Shortly after I posted Physical Fitness and Financial Fitness I ran into a Money Magazine article titled “Get Healthy, Get Wealthy.”
This was the exact point I made in my post — except with stats to back up what they said! 🙂
The Money article was several pages long, so I’ll post on it now and again to be sure we cover all the main points.
The general overview is that there are several ways you can both earn more and save yourself some money. Some of the suggestions: watch your weight, exercise regularly, get a good night’s sleep, watch your stress, plus a few others.
In this post we’ll go through some of the overall findings. In future posts we’ll focus on just one topic (i.e. how sleeping better can improve your finances).
I won’t share all of the key stats (or otherwise I’d ruin future posts), but here are some stats the article lists that apply to people near retirement:
- Average non-401k assets of healthiest 20% of older Americans: $748,500
- Average non-401k assets of least healthy 20% of older Americans: $206,500
I don’t see how they define “older Americans” in the data, but the chart next to it has ages 65 to 85 listed so it’s likely that’s what they mean.
Ok, so healthier people have an extra $500k as they hit retirement age. Maybe it’s simply that wealthier people are in better health, but we’re only at point one.
Here’s the next one (I’m reading a line chart that’s in need of extra lines, so I may be off a bit here, but they are directionally correct):
- Average annual healthcare costs of very fit people at age 85: $12k
- Average annual healthcare costs of moderately fit people at age 85: $15k
- Average annual healthcare costs of less fit people at age 85: $18k
The same relationship holds true all the way from 65 to 85. So a very healthy person pays $120k less in healthcare costs from age 65 to 85 as a less fit person. That’s real money!!!
And the final stats:
- Workers who expect to retire before 65: 24%
- Workers who do retire before 65: 69%
- Percentage of workers who cite poor health or disability as reason for early retirement: 55%
Losing just one year of work costs the average American family roughly $50k (the average annual household income in the U.S.). Imagine what losing 5 or 10 years costs!
Making the Gym Payoff
In addition to the above, Money shares some great facts on how regularly exercising can help you grow wealthy. Their first point:
“Heading to the gym has been linked to higher pay — 7% more for men, 12% for women, according to Cleveland State associate professor Vasilios Kosteas. Improved energy levels, mental acuity, and mood may be fueling the boost.”
Let me make one other assertion here that is impacted by this topic as well as many of the health-related issues we’ll touch on during this series: my guess is that exercising ends up making you more attractive. And as I’ve shown, being attractive is one of the key steps to growing your income.
Now let’s go back to the numbers listed above. Do you know how HUGE 7% more pay can be? We’ve already shown that if you start a career today earning $40k and average 3% raises over 45 years that you’ll earn $3.7 million over your career. If you earn 7% more than that, that’s an extra $259k!!! Very nice!!!

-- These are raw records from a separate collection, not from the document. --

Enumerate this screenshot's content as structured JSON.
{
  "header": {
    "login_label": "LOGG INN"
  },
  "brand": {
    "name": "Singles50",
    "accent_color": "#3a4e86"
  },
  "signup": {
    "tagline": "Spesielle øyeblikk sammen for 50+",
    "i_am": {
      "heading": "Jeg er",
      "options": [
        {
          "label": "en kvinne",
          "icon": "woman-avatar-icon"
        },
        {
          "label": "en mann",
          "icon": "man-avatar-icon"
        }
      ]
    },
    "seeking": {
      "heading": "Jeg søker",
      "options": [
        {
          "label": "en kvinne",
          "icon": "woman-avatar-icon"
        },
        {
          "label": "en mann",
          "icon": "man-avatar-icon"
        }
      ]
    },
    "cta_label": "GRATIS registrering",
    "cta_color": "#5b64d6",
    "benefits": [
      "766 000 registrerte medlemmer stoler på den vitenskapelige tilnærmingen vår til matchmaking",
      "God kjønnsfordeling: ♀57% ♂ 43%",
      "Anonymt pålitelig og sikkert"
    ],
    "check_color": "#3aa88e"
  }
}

The article goes on:
“And, of course, exercise also helps protect you from numerous costly ailments, from diabetes to stroke, with lasting, sometimes unexpected benefits. For instance, studies show that midlife fitness leads not only to lower medical costs in retirement but also to bigger nest eggs.”
So you make more AND you save more? How cool is this? (I’d argue that your quality of life is probably better as well.)
The best news is that you don’t have to be an Olympic athlete to get these benefits. You can go the high road if you like. According to Money:
“A personal trainer can be worth it if he or she helps you establish and reach goals.”
This is what I have done by hiring my trainer. Worth every penny.
But you don’t have to do this. Money suggests a simple walking or running program can give you most of the benefits you’ll need. And there are so many free apps these days that can help you track and measure your progress, it’s easy to set goals and see if you’re meeting them.
Just Getting Started
The above should get you interested in the health/wealth relationship if you aren’t already.
But if you’re still skeptical, stay tuned. There is much, much more to come on this topic.